Ahead of the municipal elections in Rajasthan, the UN-Habitat has released a grant of ₹10 crore to the Jaipur Municipal Corporation for environmental protection through innovative steps in the urban local body. The corporation will also conduct a fresh survey of properties in the capital city for assessment of urban development and house taxes.A delegation of UN-Habitat’s representatives met Jaipur Mayor Vishnu Lata and Commissioner Vijay Pal Singh here over the weekend to discuss the measures for improving health standards and quality of life of people of the city. Mr. Lata said the civic body would utilise the grant for strengthening of sewerage network in the city.The project’s nodal officer, Rajiv Garg, said the grant would also be utilised for sewage water treatment. The water cleaned through the process will be supplied to the farmers on the outskirts of Jaipur for growing fruits and vegetables.The delegation’s members included Herman Pienaar, William Walve, Shurti Rajagopalan and Pooja Verma.
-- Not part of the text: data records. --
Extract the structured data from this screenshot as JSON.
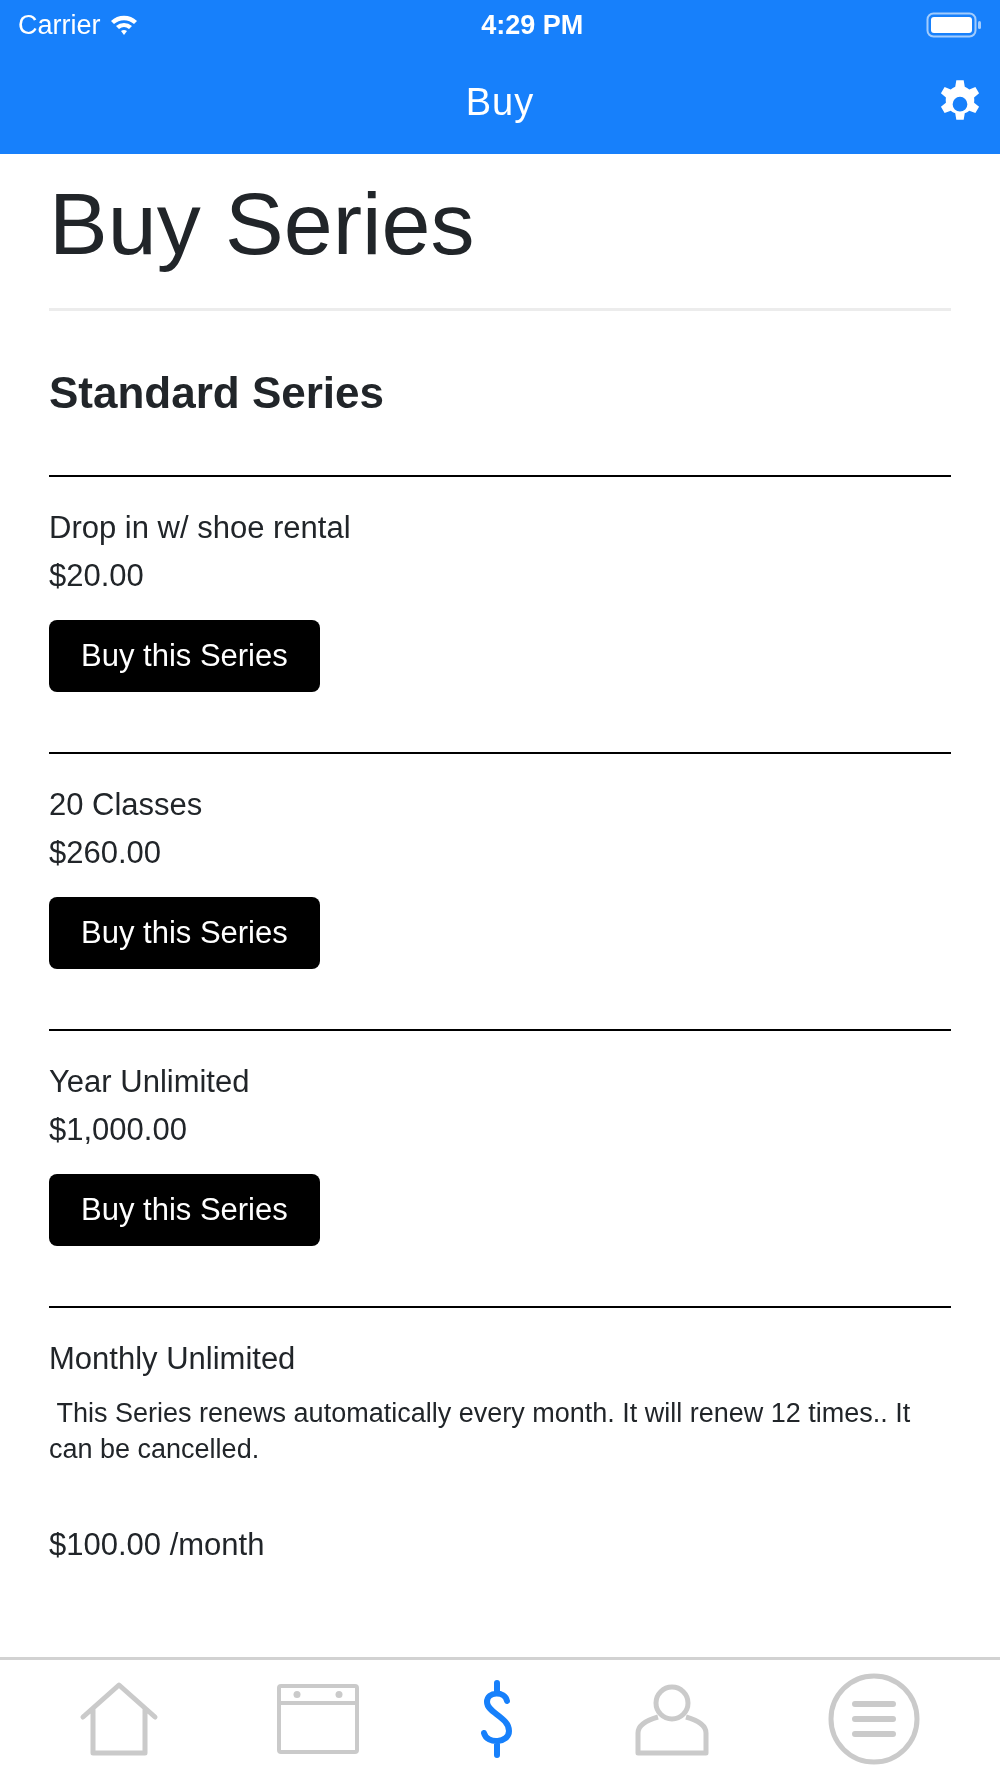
{
  "status_bar": {
    "carrier": "Carrier",
    "time": "4:29 PM"
  },
  "nav_bar": {
    "title": "Buy"
  },
  "page_title": "Buy Series",
  "section_title": "Standard Series",
  "series": [
    {
      "kind": "one-time",
      "name": "Drop in w/ shoe rental",
      "price": "$20.00",
      "button": "Buy this Series"
    },
    {
      "kind": "one-time",
      "name": "20 Classes",
      "price": "$260.00",
      "button": "Buy this Series"
    },
    {
      "kind": "one-time",
      "name": "Year Unlimited",
      "price": "$1,000.00",
      "button": "Buy this Series"
    },
    {
      "kind": "recurring",
      "name": "Monthly Unlimited",
      "description": " This Series renews automatically every month. It will renew 12 times.. It can be cancelled.",
      "price": "$100.00 /month"
    }
  ],
  "tab_bar": [
    {
      "kind": "home",
      "selected": false
    },
    {
      "kind": "calendar",
      "selected": false
    },
    {
      "kind": "dollar",
      "selected": true
    },
    {
      "kind": "profile",
      "selected": false
    },
    {
      "kind": "menu",
      "selected": false
    }
  ]
}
The group also met the officers of Jaipur Smart City Limited, Rajasthan State Industrial Development and Investment Corporation and Jaipur Police.As part of the revenue generation plans, the Municipal Corporation will undertake a fresh survey of properties to get real time data of their liability to pay urban development and housing taxes. After the previous survey conducted in 2005-06, the number of such residential and commercial buildings in the city is estimated to have increased to 1.32 lakh.The elections to 49 urban local bodies across the State will take place on November 16. Since the State government has decided to create additional municipal corporations in Jaipur, Jodhpur and Kota in view of their increasing population, elections to the civic bodies in these three cities will be held after six months.